**What is expected:** Where a line below includes the word "text", copy that line.

**Entries taken from a collection:**
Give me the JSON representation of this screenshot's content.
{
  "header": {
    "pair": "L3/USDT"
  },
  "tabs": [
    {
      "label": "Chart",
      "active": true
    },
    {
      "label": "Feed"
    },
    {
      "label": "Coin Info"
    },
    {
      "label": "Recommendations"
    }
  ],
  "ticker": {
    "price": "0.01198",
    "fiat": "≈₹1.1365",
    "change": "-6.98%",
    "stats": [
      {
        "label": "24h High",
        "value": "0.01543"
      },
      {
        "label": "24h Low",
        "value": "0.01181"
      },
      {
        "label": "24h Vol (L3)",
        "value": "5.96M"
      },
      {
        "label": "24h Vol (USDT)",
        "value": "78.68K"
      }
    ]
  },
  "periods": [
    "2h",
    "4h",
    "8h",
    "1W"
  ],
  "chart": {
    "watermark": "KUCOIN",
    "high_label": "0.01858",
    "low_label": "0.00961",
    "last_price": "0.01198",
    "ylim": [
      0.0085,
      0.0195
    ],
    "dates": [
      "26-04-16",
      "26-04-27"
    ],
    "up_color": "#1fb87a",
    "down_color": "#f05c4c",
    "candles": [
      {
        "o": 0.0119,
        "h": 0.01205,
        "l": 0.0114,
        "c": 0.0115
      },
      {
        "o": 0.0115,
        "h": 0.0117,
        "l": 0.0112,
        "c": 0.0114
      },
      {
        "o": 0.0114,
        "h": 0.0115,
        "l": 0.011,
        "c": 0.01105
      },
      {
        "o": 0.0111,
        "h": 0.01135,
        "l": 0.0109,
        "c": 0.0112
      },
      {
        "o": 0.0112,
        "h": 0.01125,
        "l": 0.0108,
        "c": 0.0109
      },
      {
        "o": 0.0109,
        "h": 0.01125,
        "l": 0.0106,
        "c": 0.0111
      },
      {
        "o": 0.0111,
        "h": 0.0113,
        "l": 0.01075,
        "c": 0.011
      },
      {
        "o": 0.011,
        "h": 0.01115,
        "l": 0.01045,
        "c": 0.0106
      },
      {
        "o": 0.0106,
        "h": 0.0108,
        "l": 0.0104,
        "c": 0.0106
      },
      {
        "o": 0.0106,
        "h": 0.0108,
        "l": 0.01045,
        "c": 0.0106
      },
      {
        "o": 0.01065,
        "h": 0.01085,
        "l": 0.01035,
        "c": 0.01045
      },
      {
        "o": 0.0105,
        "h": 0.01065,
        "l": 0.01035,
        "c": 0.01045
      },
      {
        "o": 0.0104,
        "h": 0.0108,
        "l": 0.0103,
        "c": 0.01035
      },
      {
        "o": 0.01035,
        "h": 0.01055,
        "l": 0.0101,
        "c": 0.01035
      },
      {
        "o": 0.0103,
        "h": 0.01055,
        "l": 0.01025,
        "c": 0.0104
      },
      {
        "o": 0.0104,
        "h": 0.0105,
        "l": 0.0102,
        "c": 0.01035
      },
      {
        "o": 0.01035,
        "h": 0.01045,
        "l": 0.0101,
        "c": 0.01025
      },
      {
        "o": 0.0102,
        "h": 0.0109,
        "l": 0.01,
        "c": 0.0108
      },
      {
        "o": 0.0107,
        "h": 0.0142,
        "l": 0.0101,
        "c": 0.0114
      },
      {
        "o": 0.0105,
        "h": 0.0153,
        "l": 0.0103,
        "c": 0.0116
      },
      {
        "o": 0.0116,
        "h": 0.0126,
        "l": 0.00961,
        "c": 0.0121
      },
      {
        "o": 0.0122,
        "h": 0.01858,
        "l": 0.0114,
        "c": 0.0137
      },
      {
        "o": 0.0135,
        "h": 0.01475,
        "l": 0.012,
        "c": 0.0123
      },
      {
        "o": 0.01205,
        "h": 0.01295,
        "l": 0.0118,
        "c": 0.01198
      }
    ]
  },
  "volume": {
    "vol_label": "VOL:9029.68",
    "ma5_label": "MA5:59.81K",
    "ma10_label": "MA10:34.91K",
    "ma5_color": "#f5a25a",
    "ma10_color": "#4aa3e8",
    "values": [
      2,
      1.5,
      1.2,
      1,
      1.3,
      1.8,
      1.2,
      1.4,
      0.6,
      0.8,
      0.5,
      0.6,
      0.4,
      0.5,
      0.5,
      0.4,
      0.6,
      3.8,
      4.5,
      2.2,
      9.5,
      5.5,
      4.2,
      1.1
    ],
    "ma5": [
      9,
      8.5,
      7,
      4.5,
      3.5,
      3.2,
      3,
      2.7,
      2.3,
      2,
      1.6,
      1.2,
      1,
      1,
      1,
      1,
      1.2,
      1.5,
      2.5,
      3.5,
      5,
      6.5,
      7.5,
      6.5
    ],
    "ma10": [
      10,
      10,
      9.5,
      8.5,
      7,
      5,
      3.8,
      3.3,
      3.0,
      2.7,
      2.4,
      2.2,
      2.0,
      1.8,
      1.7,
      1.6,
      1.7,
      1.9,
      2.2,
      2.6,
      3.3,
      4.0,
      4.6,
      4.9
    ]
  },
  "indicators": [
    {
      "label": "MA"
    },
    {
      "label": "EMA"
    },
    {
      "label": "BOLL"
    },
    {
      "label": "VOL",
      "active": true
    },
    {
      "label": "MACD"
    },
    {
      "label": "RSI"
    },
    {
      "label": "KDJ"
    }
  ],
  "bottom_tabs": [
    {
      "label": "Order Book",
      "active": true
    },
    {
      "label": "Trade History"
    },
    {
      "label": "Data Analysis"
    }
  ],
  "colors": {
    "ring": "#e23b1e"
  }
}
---
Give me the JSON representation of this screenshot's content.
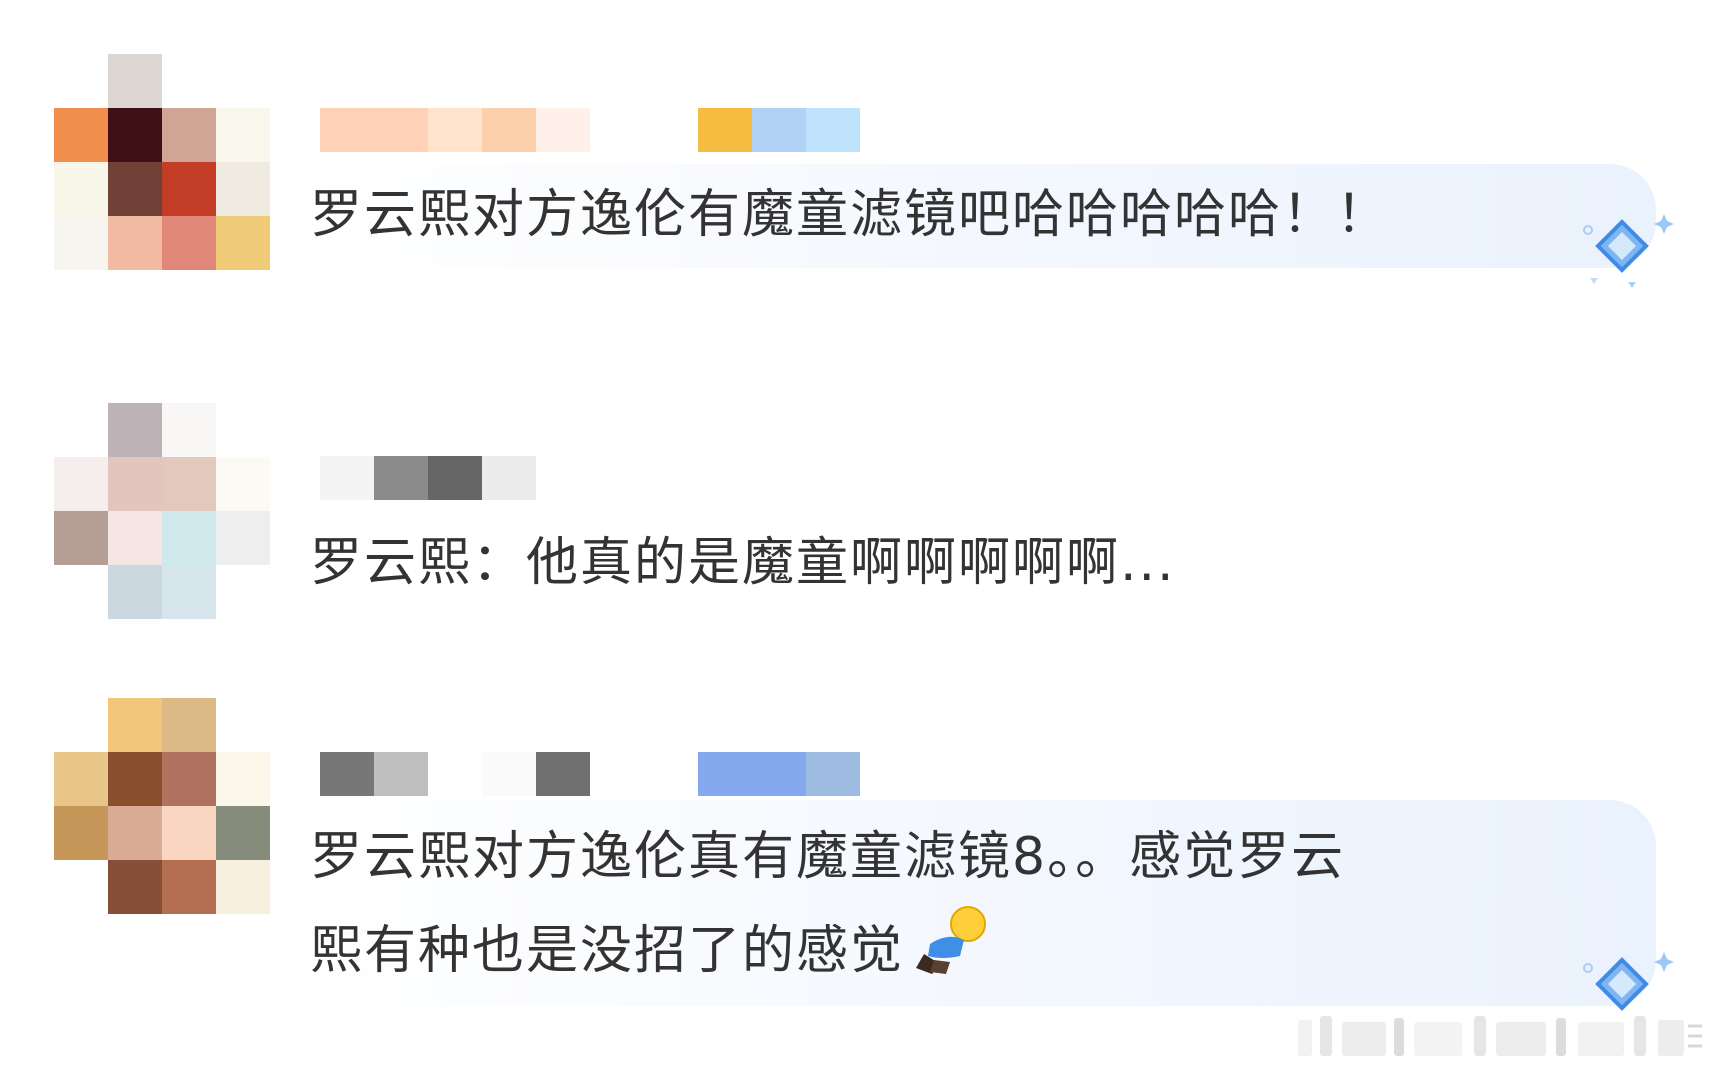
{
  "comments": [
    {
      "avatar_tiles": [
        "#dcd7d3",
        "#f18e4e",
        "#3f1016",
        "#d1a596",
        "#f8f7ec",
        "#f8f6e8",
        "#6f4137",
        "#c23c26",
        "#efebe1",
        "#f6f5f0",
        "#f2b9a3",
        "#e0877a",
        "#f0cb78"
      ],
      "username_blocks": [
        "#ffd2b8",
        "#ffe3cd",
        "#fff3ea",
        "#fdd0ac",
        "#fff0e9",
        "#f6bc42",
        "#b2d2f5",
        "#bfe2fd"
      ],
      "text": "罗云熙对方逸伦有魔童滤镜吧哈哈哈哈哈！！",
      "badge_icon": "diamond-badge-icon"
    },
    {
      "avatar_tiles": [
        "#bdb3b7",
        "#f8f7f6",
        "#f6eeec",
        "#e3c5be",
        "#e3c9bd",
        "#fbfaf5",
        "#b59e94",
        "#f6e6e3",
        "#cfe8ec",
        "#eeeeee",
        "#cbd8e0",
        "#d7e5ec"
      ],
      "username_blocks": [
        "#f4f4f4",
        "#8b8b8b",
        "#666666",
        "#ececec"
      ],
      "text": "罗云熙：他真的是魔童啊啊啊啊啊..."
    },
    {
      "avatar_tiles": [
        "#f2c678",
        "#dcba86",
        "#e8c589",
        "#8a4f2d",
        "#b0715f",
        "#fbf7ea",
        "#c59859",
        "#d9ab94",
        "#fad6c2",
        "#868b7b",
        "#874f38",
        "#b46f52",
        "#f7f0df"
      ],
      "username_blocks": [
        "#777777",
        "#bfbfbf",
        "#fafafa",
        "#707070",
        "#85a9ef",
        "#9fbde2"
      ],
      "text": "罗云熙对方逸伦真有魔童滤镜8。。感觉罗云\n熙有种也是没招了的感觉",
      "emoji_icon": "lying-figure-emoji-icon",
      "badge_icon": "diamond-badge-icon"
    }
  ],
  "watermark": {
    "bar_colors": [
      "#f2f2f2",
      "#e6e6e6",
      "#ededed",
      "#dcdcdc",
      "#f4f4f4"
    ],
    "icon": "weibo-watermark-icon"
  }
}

**Solution for this problem:**
      "text": "罗云熙对方逸伦有魔童滤镜吧哈哈哈哈哈！！",
      "text": "罗云熙：他真的是魔童啊啊啊啊啊..."
      "text": "罗云熙对方逸伦真有魔童滤镜8。。感觉罗云\n熙有种也是没招了的感觉",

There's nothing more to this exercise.